Work to be completed
If a line of the data below contains the string "önce", copy it into your answer.
══════════
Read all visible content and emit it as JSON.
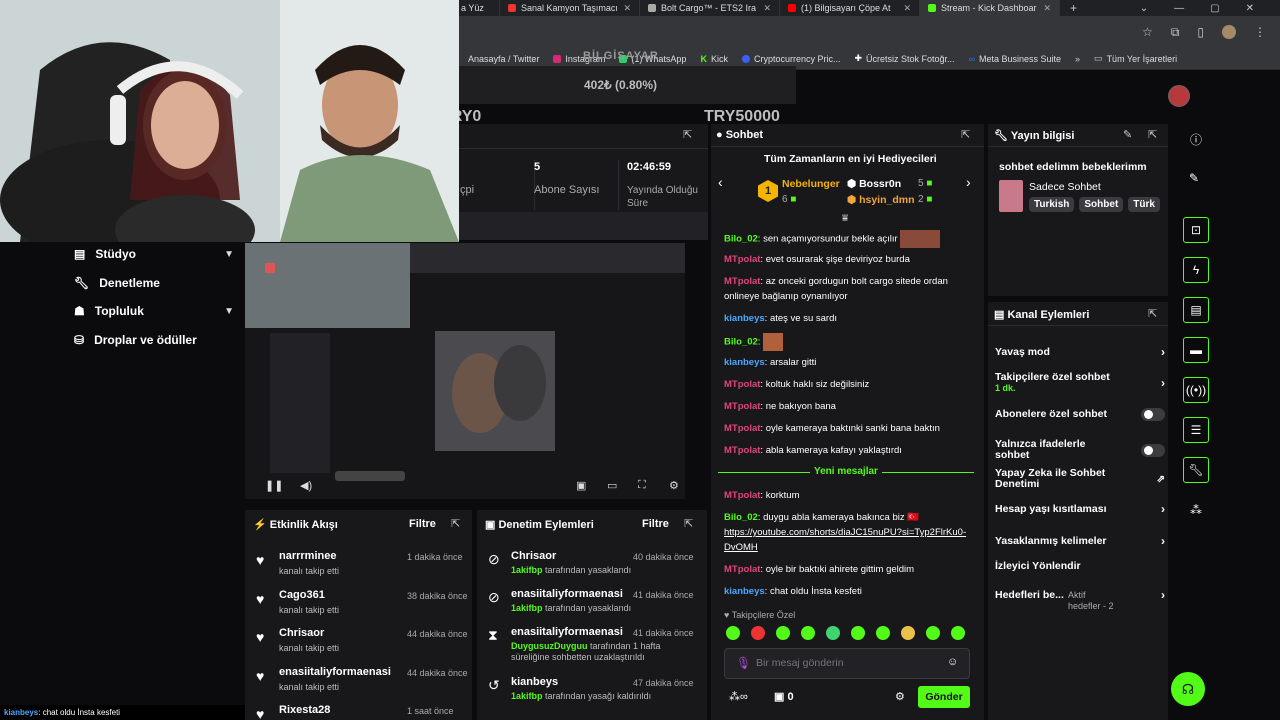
{
  "browser": {
    "tabs": [
      {
        "label": "a Yüz",
        "color": "#888"
      },
      {
        "label": "Sanal Kamyon Taşımacı",
        "color": "#e33"
      },
      {
        "label": "Bolt Cargo™ - ETS2 Ira",
        "color": "#aaa"
      },
      {
        "label": "(1) Bilgisayarı Çöpe At",
        "color": "#f00"
      },
      {
        "label": "Stream - Kick Dashboar",
        "color": "#53fc18"
      }
    ],
    "bookmarks": [
      "Anasayfa / Twitter",
      "Instagram",
      "(1) WhatsApp",
      "Kick",
      "Cryptocurrency Pric...",
      "Ücretsiz Stok Fotoğr...",
      "Meta Business Suite",
      "Tüm Yer İşaretleri"
    ]
  },
  "goal": {
    "title": "BİLGİSAYAR",
    "value": "402₺ (0.80%)",
    "min": "TRY0",
    "max": "TRY50000",
    "progress": 0.008
  },
  "stats": [
    {
      "value": "",
      "label": "çpi"
    },
    {
      "value": "5",
      "label": "Abone Sayısı"
    },
    {
      "value": "02:46:59",
      "label": "Yayında Olduğu Süre"
    }
  ],
  "sidebar": [
    {
      "label": "Stüdyo",
      "icon": "studio-icon",
      "expand": true
    },
    {
      "label": "Denetleme",
      "icon": "wrench-icon",
      "expand": false
    },
    {
      "label": "Topluluk",
      "icon": "community-icon",
      "expand": true
    },
    {
      "label": "Droplar ve ödüller",
      "icon": "gift-icon",
      "expand": false
    }
  ],
  "activity": {
    "title": "Etkinlik Akışı",
    "filter": "Filtre",
    "items": [
      {
        "name": "narrrminee",
        "sub": "kanalı takip etti",
        "time": "1 dakika önce"
      },
      {
        "name": "Cago361",
        "sub": "kanalı takip etti",
        "time": "38 dakika önce"
      },
      {
        "name": "Chrisaor",
        "sub": "kanalı takip etti",
        "time": "44 dakika önce"
      },
      {
        "name": "enasiitaliyformaenasi",
        "sub": "kanalı takip etti",
        "time": "44 dakika önce"
      },
      {
        "name": "Rixesta28",
        "sub": "",
        "time": "1 saat önce"
      }
    ]
  },
  "mod": {
    "title": "Denetim Eylemleri",
    "filter": "Filtre",
    "items": [
      {
        "name": "Chrisaor",
        "actor": "1akifbp",
        "sub": " tarafından yasaklandı",
        "time": "40 dakika önce",
        "icon": "ban-icon"
      },
      {
        "name": "enasiitaliyformaenasi",
        "actor": "1akifbp",
        "sub": " tarafından yasaklandı",
        "time": "41 dakika önce",
        "icon": "ban-icon"
      },
      {
        "name": "enasiitaliyformaenasi",
        "actor": "DuygusuzDuyguu",
        "sub": " tarafından 1 hafta süreliğine sohbetten uzaklaştırıldı",
        "time": "41 dakika önce",
        "icon": "hourglass-icon"
      },
      {
        "name": "kianbeys",
        "actor": "1akifbp",
        "sub": " tarafından yasağı kaldırıldı",
        "time": "47 dakika önce",
        "icon": "undo-icon"
      }
    ]
  },
  "chat": {
    "title": "Sohbet",
    "gifters_title": "Tüm Zamanların en iyi Hediyecileri",
    "gifters": [
      {
        "rank": "1",
        "name": "Nebelunger",
        "count": "6"
      },
      {
        "name": "Bossr0n",
        "count": "5"
      },
      {
        "name": "hsyin_dmn",
        "count": "2"
      }
    ],
    "new_messages": "Yeni mesajlar",
    "messages": [
      {
        "user": "Bilo_02",
        "color": "#53fc18",
        "text": "sen açamıyorsundur bekle açılır"
      },
      {
        "user": "MTpolat",
        "color": "#e0447a",
        "text": "evet osurarak şişe deviriyoz burda"
      },
      {
        "user": "MTpolat",
        "color": "#e0447a",
        "text": "az onceki gordugun bolt cargo sitede ordan onlineye bağlanıp oynanılıyor"
      },
      {
        "user": "kianbeys",
        "color": "#4aa8ff",
        "text": "ateş ve su sardı"
      },
      {
        "user": "Bilo_02",
        "color": "#53fc18",
        "text": ""
      },
      {
        "user": "kianbeys",
        "color": "#4aa8ff",
        "text": "arsalar gitti"
      },
      {
        "user": "MTpolat",
        "color": "#e0447a",
        "text": "koltuk haklı siz değilsiniz"
      },
      {
        "user": "MTpolat",
        "color": "#e0447a",
        "text": "ne bakıyon bana"
      },
      {
        "user": "MTpolat",
        "color": "#e0447a",
        "text": "oyle kameraya baktınki sanki bana baktın"
      },
      {
        "user": "MTpolat",
        "color": "#e0447a",
        "text": "abla kameraya kafayı yaklaştırdı"
      },
      {
        "user": "MTpolat",
        "color": "#e0447a",
        "text": "korktum"
      },
      {
        "user": "Bilo_02",
        "color": "#53fc18",
        "text": "duygu abla kameraya bakınca biz 🇹🇷"
      },
      {
        "user": "MTpolat",
        "color": "#e0447a",
        "text": "oyle bir baktıki ahirete gittim geldim"
      },
      {
        "user": "kianbeys",
        "color": "#4aa8ff",
        "text": "chat oldu İnsta kesfeti"
      }
    ],
    "link": "https://youtube.com/shorts/diaJC15nuPU?si=Typ2FlrKu0-DvOMH",
    "followers_only": "Takipçilere Özel",
    "placeholder": "Bir mesaj gönderin",
    "points": "0",
    "send": "Gönder"
  },
  "stream_info": {
    "title": "Yayın bilgisi",
    "stream_title": "sohbet edelimm bebeklerimm",
    "category": "Sadece Sohbet",
    "tags": [
      "Turkish",
      "Sohbet",
      "Türk"
    ]
  },
  "channel_actions": {
    "title": "Kanal Eylemleri",
    "items": [
      {
        "label": "Yavaş mod",
        "type": "chev"
      },
      {
        "label": "Takipçilere özel sohbet",
        "sub": "1 dk.",
        "type": "chev"
      },
      {
        "label": "Abonelere özel sohbet",
        "type": "toggle"
      },
      {
        "label": "Yalnızca ifadelerle sohbet",
        "type": "toggle"
      },
      {
        "label": "Yapay Zeka ile Sohbet Denetimi",
        "type": "ext"
      },
      {
        "label": "Hesap yaşı kısıtlaması",
        "type": "chev"
      },
      {
        "label": "Yasaklanmış kelimeler",
        "type": "chev"
      },
      {
        "label": "İzleyici Yönlendir",
        "type": "none"
      },
      {
        "label": "Hedefleri be...",
        "sub": "Aktif hedefler - 2",
        "type": "chev"
      }
    ]
  },
  "overlay_caption": {
    "user": "kianbeys",
    "text": ": chat oldu İnsta kesfeti"
  },
  "colors": {
    "accent": "#53fc18",
    "panel": "#18181b",
    "bg": "#0b0b0d"
  }
}
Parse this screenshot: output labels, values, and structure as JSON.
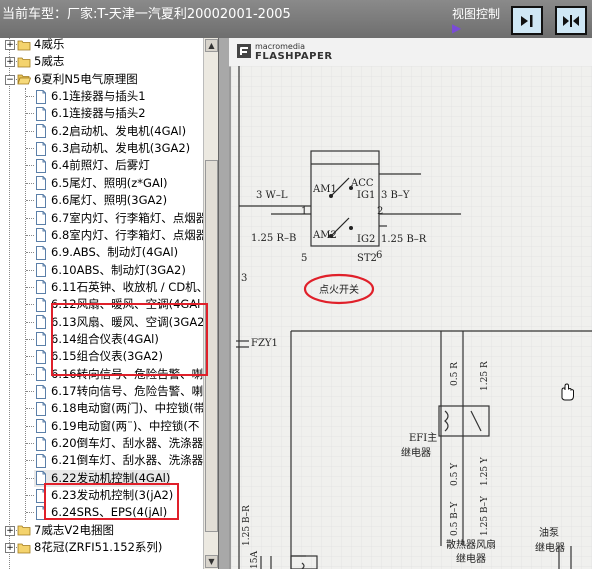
{
  "header": {
    "title": "当前车型：厂家:T-天津一汽夏利20002001-2005",
    "view_control_label": "视图控制",
    "arrow_glyph": "▶"
  },
  "tree": {
    "items": [
      {
        "label": "4威乐",
        "level": 0,
        "type": "folder",
        "toggle": "+"
      },
      {
        "label": "5威志",
        "level": 0,
        "type": "folder",
        "toggle": "+"
      },
      {
        "label": "6夏利N5电气原理图",
        "level": 0,
        "type": "folder-open",
        "toggle": "−"
      },
      {
        "label": "6.1连接器与插头1",
        "level": 1,
        "type": "doc"
      },
      {
        "label": "6.1连接器与插头2",
        "level": 1,
        "type": "doc"
      },
      {
        "label": "6.2启动机、发电机(4GAl)",
        "level": 1,
        "type": "doc"
      },
      {
        "label": "6.3启动机、发电机(3GA2)",
        "level": 1,
        "type": "doc"
      },
      {
        "label": "6.4前照灯、后雾灯",
        "level": 1,
        "type": "doc"
      },
      {
        "label": "6.5尾灯、照明(z*GAl)",
        "level": 1,
        "type": "doc"
      },
      {
        "label": "6.6尾灯、照明(3GA2)",
        "level": 1,
        "type": "doc"
      },
      {
        "label": "6.7室内灯、行李箱灯、点烟器",
        "level": 1,
        "type": "doc"
      },
      {
        "label": "6.8室内灯、行李箱灯、点烟器",
        "level": 1,
        "type": "doc"
      },
      {
        "label": "6.9.ABS、制动灯(4GAl)",
        "level": 1,
        "type": "doc"
      },
      {
        "label": "6.10ABS、制动灯(3GA2)",
        "level": 1,
        "type": "doc"
      },
      {
        "label": "6.11石英钟、收放机 / CD机、",
        "level": 1,
        "type": "doc"
      },
      {
        "label": "6.12风扇、暖风、空调(4GAl",
        "level": 1,
        "type": "doc"
      },
      {
        "label": "6.13风扇、暖风、空调(3GA2",
        "level": 1,
        "type": "doc"
      },
      {
        "label": "6.14组合仪表(4GAl)",
        "level": 1,
        "type": "doc"
      },
      {
        "label": "6.15组合仪表(3GA2)",
        "level": 1,
        "type": "doc"
      },
      {
        "label": "6.16转向信号、危险告警、喇",
        "level": 1,
        "type": "doc"
      },
      {
        "label": "6.17转向信号、危险告警、喇",
        "level": 1,
        "type": "doc"
      },
      {
        "label": "6.18电动窗(两门)、中控锁(带",
        "level": 1,
        "type": "doc"
      },
      {
        "label": "6.19电动窗(两¨)、中控锁(不",
        "level": 1,
        "type": "doc"
      },
      {
        "label": "6.20倒车灯、刮水器、洗涤器",
        "level": 1,
        "type": "doc"
      },
      {
        "label": "6.21倒车灯、刮水器、洗涤器",
        "level": 1,
        "type": "doc"
      },
      {
        "label": "6.22发动机控制(4GAl)",
        "level": 1,
        "type": "doc",
        "selected": true
      },
      {
        "label": "6.23发动机控制(3(jA2)",
        "level": 1,
        "type": "doc"
      },
      {
        "label": "6.24SRS、EPS(4(jAl)",
        "level": 1,
        "type": "doc"
      },
      {
        "label": "7威志V2电捆图",
        "level": 0,
        "type": "folder",
        "toggle": "+"
      },
      {
        "label": "8花冠(ZRFI51.152系列)",
        "level": 0,
        "type": "folder",
        "toggle": "+"
      }
    ]
  },
  "viewer": {
    "brand_top": "macromedia",
    "brand_bottom": "FLASHPAPER"
  },
  "schematic": {
    "labels": {
      "w1": "3 W–L",
      "n1": "1",
      "am1": "AM1",
      "acc": "ACC",
      "ig1": "IG1",
      "out1": "3 B–Y",
      "n2": "2",
      "w2": "1.25 R–B",
      "am2": "AM2",
      "ig2": "IG2",
      "out2": "1.25 B–R",
      "n5": "5",
      "st2": "ST2",
      "n6": "6",
      "ignition": "点火开关",
      "n3": "3",
      "fuse": "FZY1",
      "r05": "0.5 R",
      "r125": "1.25 R",
      "efi1": "EFI主",
      "efi2": "继电器",
      "y05": "0.5 Y",
      "y125": "1.25 Y",
      "by05": "0.5 B–Y",
      "by125": "1.25 B–Y",
      "br125": "1.25 B–R",
      "fan1": "散热器风扇",
      "fan2": "继电器",
      "pump1": "油泵",
      "pump2": "继电器",
      "f15a": "15A"
    }
  }
}
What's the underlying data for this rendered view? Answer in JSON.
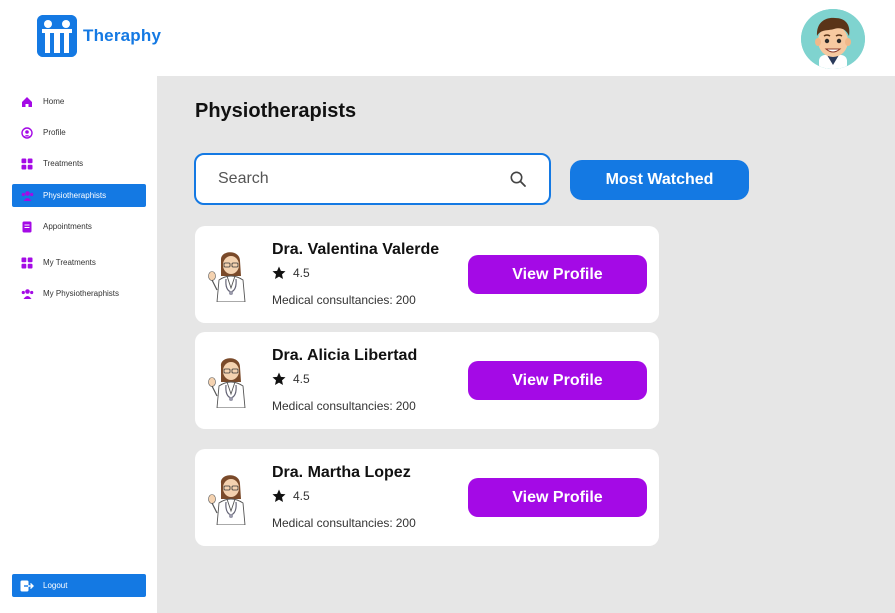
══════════
Your response
        "time": "1 dakika önce"
        "time": "38 dakika önce"
        "time": "44 dakika önce"
        "time": "44 dakika önce"
        "time": "1 saat önce"
        "time": "40 dakika önce",
        "time": "41 dakika önce",
        "time": "41 dakika önce",
        "time": "47 dakika önce",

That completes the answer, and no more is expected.